Leave every entry as it is and write the data out in full.
:::
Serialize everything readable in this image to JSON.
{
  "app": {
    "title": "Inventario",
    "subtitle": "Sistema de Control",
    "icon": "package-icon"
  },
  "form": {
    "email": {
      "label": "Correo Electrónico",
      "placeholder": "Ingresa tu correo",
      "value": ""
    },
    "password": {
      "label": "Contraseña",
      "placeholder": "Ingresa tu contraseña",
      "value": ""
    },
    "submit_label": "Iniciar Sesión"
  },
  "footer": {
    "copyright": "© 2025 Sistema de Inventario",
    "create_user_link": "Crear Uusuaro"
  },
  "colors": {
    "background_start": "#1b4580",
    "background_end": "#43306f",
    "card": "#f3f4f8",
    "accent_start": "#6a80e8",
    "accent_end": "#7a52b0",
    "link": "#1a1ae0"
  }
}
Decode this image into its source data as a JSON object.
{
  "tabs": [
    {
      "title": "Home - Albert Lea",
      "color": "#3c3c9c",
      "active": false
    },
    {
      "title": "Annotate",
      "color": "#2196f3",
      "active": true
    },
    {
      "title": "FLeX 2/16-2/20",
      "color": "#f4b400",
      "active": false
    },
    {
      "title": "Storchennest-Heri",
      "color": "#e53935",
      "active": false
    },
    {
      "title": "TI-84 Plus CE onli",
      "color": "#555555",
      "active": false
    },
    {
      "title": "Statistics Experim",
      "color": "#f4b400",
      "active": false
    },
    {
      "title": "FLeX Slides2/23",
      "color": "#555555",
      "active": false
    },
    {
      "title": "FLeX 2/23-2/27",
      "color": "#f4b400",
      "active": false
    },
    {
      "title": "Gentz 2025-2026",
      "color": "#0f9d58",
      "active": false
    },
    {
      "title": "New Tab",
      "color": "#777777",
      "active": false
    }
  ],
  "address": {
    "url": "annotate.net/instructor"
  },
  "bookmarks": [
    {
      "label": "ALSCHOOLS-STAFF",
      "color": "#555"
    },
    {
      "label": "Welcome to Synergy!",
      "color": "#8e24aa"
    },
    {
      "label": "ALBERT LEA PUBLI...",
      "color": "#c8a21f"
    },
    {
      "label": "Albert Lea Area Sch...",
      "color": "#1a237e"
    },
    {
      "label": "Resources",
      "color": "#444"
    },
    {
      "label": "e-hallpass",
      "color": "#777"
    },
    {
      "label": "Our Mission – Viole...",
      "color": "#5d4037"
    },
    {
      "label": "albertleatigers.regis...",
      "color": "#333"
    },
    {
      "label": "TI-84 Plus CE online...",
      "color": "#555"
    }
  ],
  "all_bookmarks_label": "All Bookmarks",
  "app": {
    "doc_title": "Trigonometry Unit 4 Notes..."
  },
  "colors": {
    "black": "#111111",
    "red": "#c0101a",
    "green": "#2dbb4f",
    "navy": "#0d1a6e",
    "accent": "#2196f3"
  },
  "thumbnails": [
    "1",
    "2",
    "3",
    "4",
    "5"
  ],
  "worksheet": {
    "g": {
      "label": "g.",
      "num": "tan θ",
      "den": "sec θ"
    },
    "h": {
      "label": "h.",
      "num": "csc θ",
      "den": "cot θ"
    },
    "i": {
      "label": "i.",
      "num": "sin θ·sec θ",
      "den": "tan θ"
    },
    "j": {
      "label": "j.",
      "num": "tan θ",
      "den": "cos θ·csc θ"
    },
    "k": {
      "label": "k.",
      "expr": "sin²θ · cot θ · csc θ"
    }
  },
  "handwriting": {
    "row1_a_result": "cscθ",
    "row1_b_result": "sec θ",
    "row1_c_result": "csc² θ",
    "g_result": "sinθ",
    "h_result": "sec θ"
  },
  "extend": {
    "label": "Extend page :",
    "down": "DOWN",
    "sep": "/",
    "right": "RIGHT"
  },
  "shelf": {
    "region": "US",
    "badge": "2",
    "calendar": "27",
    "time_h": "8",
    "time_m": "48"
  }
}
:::
*Reply to the exercise:*
Serialize everything readable in this image to JSON.
{
  "app": {
    "title": "Inventario",
    "subtitle": "Sistema de Control",
    "icon": "package-icon"
  },
  "form": {
    "email": {
      "label": "Correo Electrónico",
      "placeholder": "Ingresa tu correo",
      "value": ""
    },
    "password": {
      "label": "Contraseña",
      "placeholder": "Ingresa tu contraseña",
      "value": ""
    },
    "submit_label": "Iniciar Sesión"
  },
  "footer": {
    "copyright": "© 2025 Sistema de Inventario",
    "create_user_link": "Crear Uusuaro"
  },
  "colors": {
    "background_start": "#1b4580",
    "background_end": "#43306f",
    "card": "#f3f4f8",
    "accent_start": "#6a80e8",
    "accent_end": "#7a52b0",
    "link": "#1a1ae0"
  }
}
Decode this image into its source data as a JSON object.
{
  "tabs": [
    {
      "title": "Home - Albert Lea",
      "color": "#3c3c9c",
      "active": false
    },
    {
      "title": "Annotate",
      "color": "#2196f3",
      "active": true
    },
    {
      "title": "FLeX 2/16-2/20",
      "color": "#f4b400",
      "active": false
    },
    {
      "title": "Storchennest-Heri",
      "color": "#e53935",
      "active": false
    },
    {
      "title": "TI-84 Plus CE onli",
      "color": "#555555",
      "active": false
    },
    {
      "title": "Statistics Experim",
      "color": "#f4b400",
      "active": false
    },
    {
      "title": "FLeX Slides2/23",
      "color": "#555555",
      "active": false
    },
    {
      "title": "FLeX 2/23-2/27",
      "color": "#f4b400",
      "active": false
    },
    {
      "title": "Gentz 2025-2026",
      "color": "#0f9d58",
      "active": false
    },
    {
      "title": "New Tab",
      "color": "#777777",
      "active": false
    }
  ],
  "address": {
    "url": "annotate.net/instructor"
  },
  "bookmarks": [
    {
      "label": "ALSCHOOLS-STAFF",
      "color": "#555"
    },
    {
      "label": "Welcome to Synergy!",
      "color": "#8e24aa"
    },
    {
      "label": "ALBERT LEA PUBLI...",
      "color": "#c8a21f"
    },
    {
      "label": "Albert Lea Area Sch...",
      "color": "#1a237e"
    },
    {
      "label": "Resources",
      "color": "#444"
    },
    {
      "label": "e-hallpass",
      "color": "#777"
    },
    {
      "label": "Our Mission – Viole...",
      "color": "#5d4037"
    },
    {
      "label": "albertleatigers.regis...",
      "color": "#333"
    },
    {
      "label": "TI-84 Plus CE online...",
      "color": "#555"
    }
  ],
  "all_bookmarks_label": "All Bookmarks",
  "app": {
    "doc_title": "Trigonometry Unit 4 Notes..."
  },
  "colors": {
    "black": "#111111",
    "red": "#c0101a",
    "green": "#2dbb4f",
    "navy": "#0d1a6e",
    "accent": "#2196f3"
  },
  "thumbnails": [
    "1",
    "2",
    "3",
    "4",
    "5"
  ],
  "worksheet": {
    "g": {
      "label": "g.",
      "num": "tan θ",
      "den": "sec θ"
    },
    "h": {
      "label": "h.",
      "num": "csc θ",
      "den": "cot θ"
    },
    "i": {
      "label": "i.",
      "num": "sin θ·sec θ",
      "den": "tan θ"
    },
    "j": {
      "label": "j.",
      "num": "tan θ",
      "den": "cos θ·csc θ"
    },
    "k": {
      "label": "k.",
      "expr": "sin²θ · cot θ · csc θ"
    }
  },
  "handwriting": {
    "row1_a_result": "cscθ",
    "row1_b_result": "sec θ",
    "row1_c_result": "csc² θ",
    "g_result": "sinθ",
    "h_result": "sec θ"
  },
  "extend": {
    "label": "Extend page :",
    "down": "DOWN",
    "sep": "/",
    "right": "RIGHT"
  },
  "shelf": {
    "region": "US",
    "badge": "2",
    "calendar": "27",
    "time_h": "8",
    "time_m": "48"
  }
}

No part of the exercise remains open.